>>>>>
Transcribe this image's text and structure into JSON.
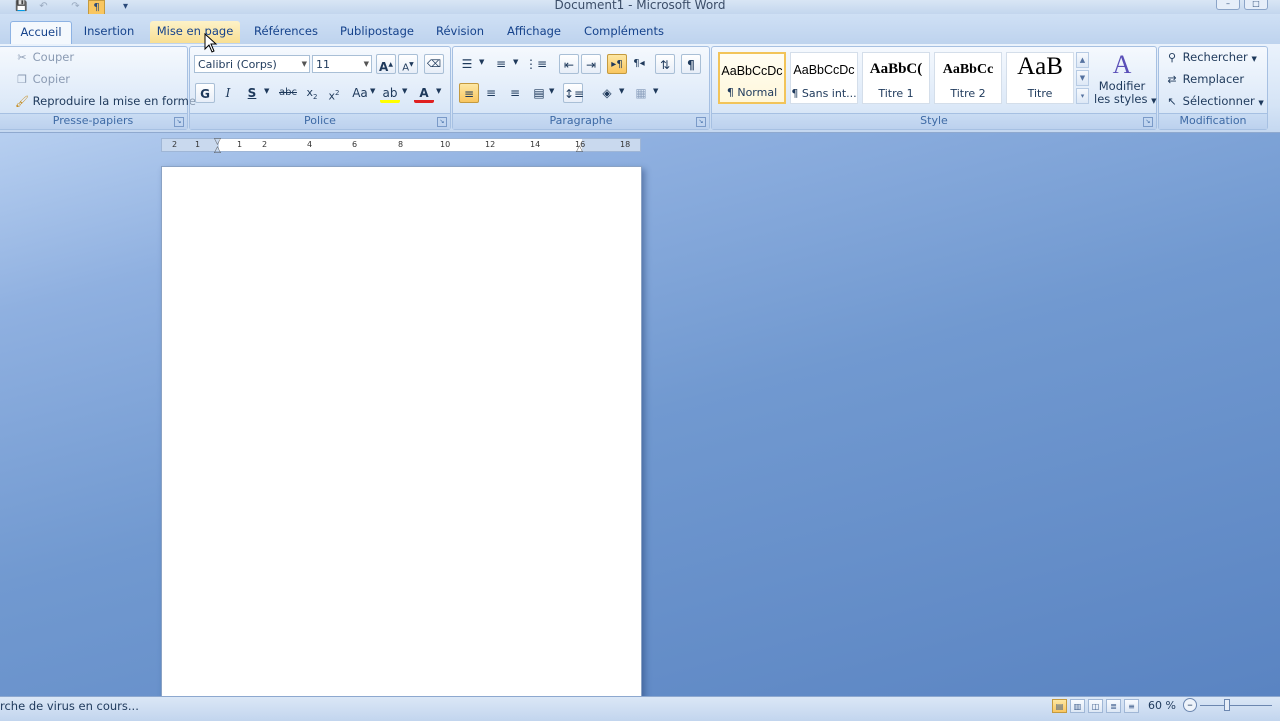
{
  "window": {
    "title": "Document1 - Microsoft Word"
  },
  "tabs": [
    {
      "label": "Accueil",
      "state": "active"
    },
    {
      "label": "Insertion",
      "state": "normal"
    },
    {
      "label": "Mise en page",
      "state": "hover"
    },
    {
      "label": "Références",
      "state": "normal"
    },
    {
      "label": "Publipostage",
      "state": "normal"
    },
    {
      "label": "Révision",
      "state": "normal"
    },
    {
      "label": "Affichage",
      "state": "normal"
    },
    {
      "label": "Compléments",
      "state": "normal"
    }
  ],
  "clipboard": {
    "label": "Presse-papiers",
    "cut": "Couper",
    "copy": "Copier",
    "format_painter": "Reproduire la mise en forme"
  },
  "font": {
    "label": "Police",
    "family": "Calibri (Corps)",
    "size": "11",
    "bold": "G",
    "italic": "I",
    "underline": "S",
    "strike": "abc",
    "case": "Aa"
  },
  "paragraph": {
    "label": "Paragraphe",
    "show_marks": "¶"
  },
  "styles": {
    "label": "Style",
    "items": [
      {
        "sample": "AaBbCcDc",
        "name": "¶ Normal",
        "selected": true
      },
      {
        "sample": "AaBbCcDc",
        "name": "¶ Sans int...",
        "selected": false
      },
      {
        "sample": "AaBbC(",
        "name": "Titre 1",
        "selected": false
      },
      {
        "sample": "AaBbCc",
        "name": "Titre 2",
        "selected": false
      },
      {
        "sample": "AaB",
        "name": "Titre",
        "selected": false
      }
    ],
    "modify_line1": "Modifier",
    "modify_line2": "les styles"
  },
  "editing": {
    "label": "Modification",
    "find": "Rechercher",
    "replace": "Remplacer",
    "select": "Sélectionner"
  },
  "ruler": {
    "labels": [
      "2",
      "1",
      "1",
      "2",
      "4",
      "6",
      "8",
      "10",
      "12",
      "14",
      "16",
      "18"
    ]
  },
  "status": {
    "text": "rche de virus en cours...",
    "zoom": "60 %"
  },
  "colors": {
    "accent": "#15428b",
    "highlight": "#f9c660",
    "workspace": "#5a85c0"
  }
}
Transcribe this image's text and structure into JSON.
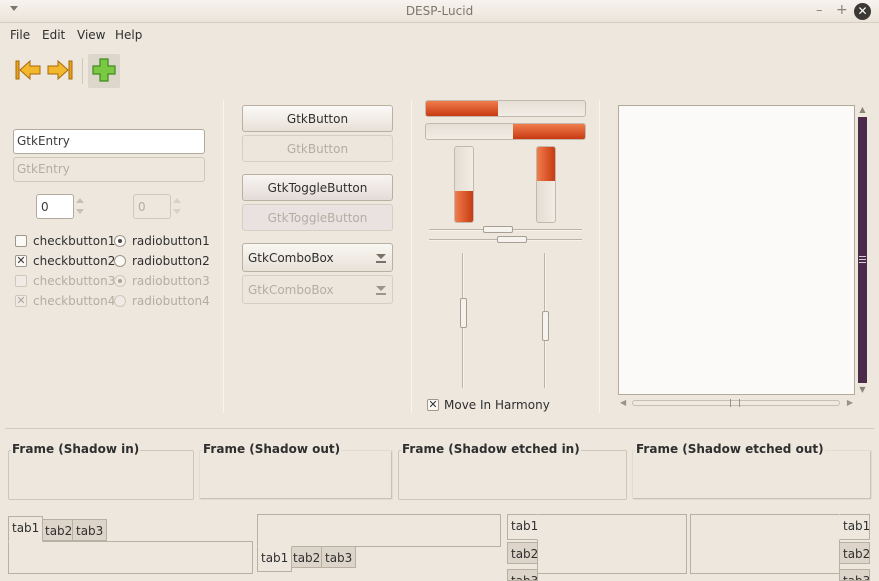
{
  "window": {
    "title": "DESP-Lucid"
  },
  "menubar": {
    "items": [
      "File",
      "Edit",
      "View",
      "Help"
    ]
  },
  "toolbar": {
    "back_icon": "go-back-icon",
    "forward_icon": "go-forward-icon",
    "add_icon": "add-icon",
    "icon_color": "#e8a21c",
    "add_color": "#6dbd3a"
  },
  "left_panel": {
    "entry_value": "GtkEntry",
    "entry_disabled_value": "GtkEntry",
    "spin_value": "0",
    "spin_disabled_value": "0",
    "checkbuttons": [
      {
        "label": "checkbutton1",
        "checked": false,
        "enabled": true
      },
      {
        "label": "checkbutton2",
        "checked": true,
        "enabled": true
      },
      {
        "label": "checkbutton3",
        "checked": false,
        "enabled": false
      },
      {
        "label": "checkbutton4",
        "checked": true,
        "enabled": false
      }
    ],
    "radiobuttons": [
      {
        "label": "radiobutton1",
        "selected": true,
        "enabled": true
      },
      {
        "label": "radiobutton2",
        "selected": false,
        "enabled": true
      },
      {
        "label": "radiobutton3",
        "selected": true,
        "enabled": false
      },
      {
        "label": "radiobutton4",
        "selected": false,
        "enabled": false
      }
    ]
  },
  "buttons_panel": {
    "button": "GtkButton",
    "button_disabled": "GtkButton",
    "toggle": "GtkToggleButton",
    "toggle_disabled": "GtkToggleButton",
    "combo": "GtkComboBox",
    "combo_disabled": "GtkComboBox"
  },
  "range_panel": {
    "progress1": 0.45,
    "progress2_start": 0.55,
    "vprogress1": 0.42,
    "vprogress2": 0.45,
    "accent": "#d9521f",
    "harmony_label": "Move In Harmony",
    "harmony_checked": true
  },
  "frames": [
    "Frame (Shadow in)",
    "Frame (Shadow out)",
    "Frame (Shadow etched in)",
    "Frame (Shadow etched out)"
  ],
  "notebooks": {
    "tabs": [
      "tab1",
      "tab2",
      "tab3"
    ]
  },
  "scrollbar_color": "#4c2a4a"
}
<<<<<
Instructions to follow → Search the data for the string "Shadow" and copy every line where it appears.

Exercise answer →
    "Frame (Shadow in)",
    "Frame (Shadow out)",
    "Frame (Shadow etched in)",
    "Frame (Shadow etched out)"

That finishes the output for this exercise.